8. You consider that if it has no snow or has not recently erupted, it's not a real mountain.

9. You can taste the difference between Starbucks, Seattle's Best, and Veneto's.

10. You know the difference between Chinook, Coho and Sockeye salmon.

11. You know how to pronounce Sequim, Puyallup, Issaquah, Oregon, Yakima and Willamette.

12. You consider swimming an indoor sport.

13. You can tell the difference between Japanese, Chinese and Thai food.

14. In winter, you go to work in the dark and come home in the dark while only working eight-hour days.

15. You never go camping without waterproof matches and a poncho.

16. You are not fazed by "Today's forecast: showers followed by rain,"and "Tomorrow's forecast: rain followed by showers."

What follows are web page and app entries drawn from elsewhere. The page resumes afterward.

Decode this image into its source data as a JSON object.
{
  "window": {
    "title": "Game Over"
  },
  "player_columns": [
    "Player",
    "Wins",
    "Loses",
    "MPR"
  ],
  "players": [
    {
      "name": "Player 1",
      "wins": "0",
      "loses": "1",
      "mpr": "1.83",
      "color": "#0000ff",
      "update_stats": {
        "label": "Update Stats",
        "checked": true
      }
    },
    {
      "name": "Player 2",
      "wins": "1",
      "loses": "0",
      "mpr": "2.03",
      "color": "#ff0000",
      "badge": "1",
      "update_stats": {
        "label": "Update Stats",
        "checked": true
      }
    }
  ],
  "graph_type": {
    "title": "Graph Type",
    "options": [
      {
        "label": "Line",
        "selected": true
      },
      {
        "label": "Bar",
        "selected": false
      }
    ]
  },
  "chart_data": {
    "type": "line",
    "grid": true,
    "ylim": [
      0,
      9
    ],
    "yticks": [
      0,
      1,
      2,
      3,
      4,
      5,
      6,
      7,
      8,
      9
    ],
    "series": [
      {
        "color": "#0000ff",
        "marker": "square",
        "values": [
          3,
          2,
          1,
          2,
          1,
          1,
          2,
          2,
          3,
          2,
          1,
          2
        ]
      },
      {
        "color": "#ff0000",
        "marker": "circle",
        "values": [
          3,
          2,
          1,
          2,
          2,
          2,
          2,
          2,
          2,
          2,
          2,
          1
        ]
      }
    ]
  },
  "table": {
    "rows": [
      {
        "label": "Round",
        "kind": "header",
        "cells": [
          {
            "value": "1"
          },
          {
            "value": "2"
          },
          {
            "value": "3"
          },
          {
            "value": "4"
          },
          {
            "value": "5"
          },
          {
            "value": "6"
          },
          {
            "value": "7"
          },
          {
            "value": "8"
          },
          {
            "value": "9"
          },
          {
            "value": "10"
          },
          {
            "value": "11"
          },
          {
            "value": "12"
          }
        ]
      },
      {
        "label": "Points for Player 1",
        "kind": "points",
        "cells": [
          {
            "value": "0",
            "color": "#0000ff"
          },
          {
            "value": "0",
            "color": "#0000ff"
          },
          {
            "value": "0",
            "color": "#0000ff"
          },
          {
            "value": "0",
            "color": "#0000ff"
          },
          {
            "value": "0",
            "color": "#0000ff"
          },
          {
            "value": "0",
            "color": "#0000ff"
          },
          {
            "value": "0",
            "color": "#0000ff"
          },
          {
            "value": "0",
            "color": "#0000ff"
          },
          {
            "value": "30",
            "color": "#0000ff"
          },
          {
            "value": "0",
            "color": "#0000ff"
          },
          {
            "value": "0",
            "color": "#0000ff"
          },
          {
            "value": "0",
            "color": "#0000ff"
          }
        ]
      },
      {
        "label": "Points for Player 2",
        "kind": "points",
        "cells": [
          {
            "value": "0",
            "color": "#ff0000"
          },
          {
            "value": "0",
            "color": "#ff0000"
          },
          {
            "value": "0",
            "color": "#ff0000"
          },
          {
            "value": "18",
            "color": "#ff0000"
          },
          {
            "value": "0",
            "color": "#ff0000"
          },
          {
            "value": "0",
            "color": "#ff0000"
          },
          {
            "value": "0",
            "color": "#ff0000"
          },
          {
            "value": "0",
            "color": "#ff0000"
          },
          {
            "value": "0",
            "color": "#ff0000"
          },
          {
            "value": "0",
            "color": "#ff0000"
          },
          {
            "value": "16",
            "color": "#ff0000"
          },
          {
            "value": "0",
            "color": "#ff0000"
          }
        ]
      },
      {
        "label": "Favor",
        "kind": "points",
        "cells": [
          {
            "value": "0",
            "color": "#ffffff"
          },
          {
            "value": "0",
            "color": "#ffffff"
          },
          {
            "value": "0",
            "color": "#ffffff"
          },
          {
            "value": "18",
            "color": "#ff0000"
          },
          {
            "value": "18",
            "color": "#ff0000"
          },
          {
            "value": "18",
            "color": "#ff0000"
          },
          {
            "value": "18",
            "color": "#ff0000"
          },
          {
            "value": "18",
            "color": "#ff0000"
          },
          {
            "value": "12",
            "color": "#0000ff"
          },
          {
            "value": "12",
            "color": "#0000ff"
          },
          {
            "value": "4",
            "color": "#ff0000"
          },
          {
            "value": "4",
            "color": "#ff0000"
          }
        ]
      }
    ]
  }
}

17 You have no concept of humidity without precipitation.

18. You know that Boring is a town in Oregon and not just a state of mind.

19. You can point to at least two volcanoes, even if you cannot see through the cloud cover.

20. You notice, "The mountain is out" when it is a pretty day and you can actually see it.

21. You put on your shorts when the temperature gets above 50, but still wear your hiking boots and parka.

22. You switch to your sandals when it gets about 60, but keep the socks on.

23. You have actually used your mountain bike on a mountain.

24. You think people who use umbrellas are either wimps or tourists.

25. You buy new sunglasses every year, because you cannot find the old ones after such a long time.

26. You measure distance in hours.

27. You often switch from "heat" to "a/c" in the same day.

28. You design your kid's Halloween costume to fit under a raincoat.

29. You know all the important seasons: Almost Winter, Winter, Still Raining (Spring), Road Construction (Summer), Deer & Elk season (Fall).

30. You actually understood these jokes and will probably forward them.

SeattleRedBear
05-24-2006, 12:52 PM
Thanks for the laugh. There were some good ones on this list too. Who doesn't know the difference between Chinese, Japanese & Thai food??!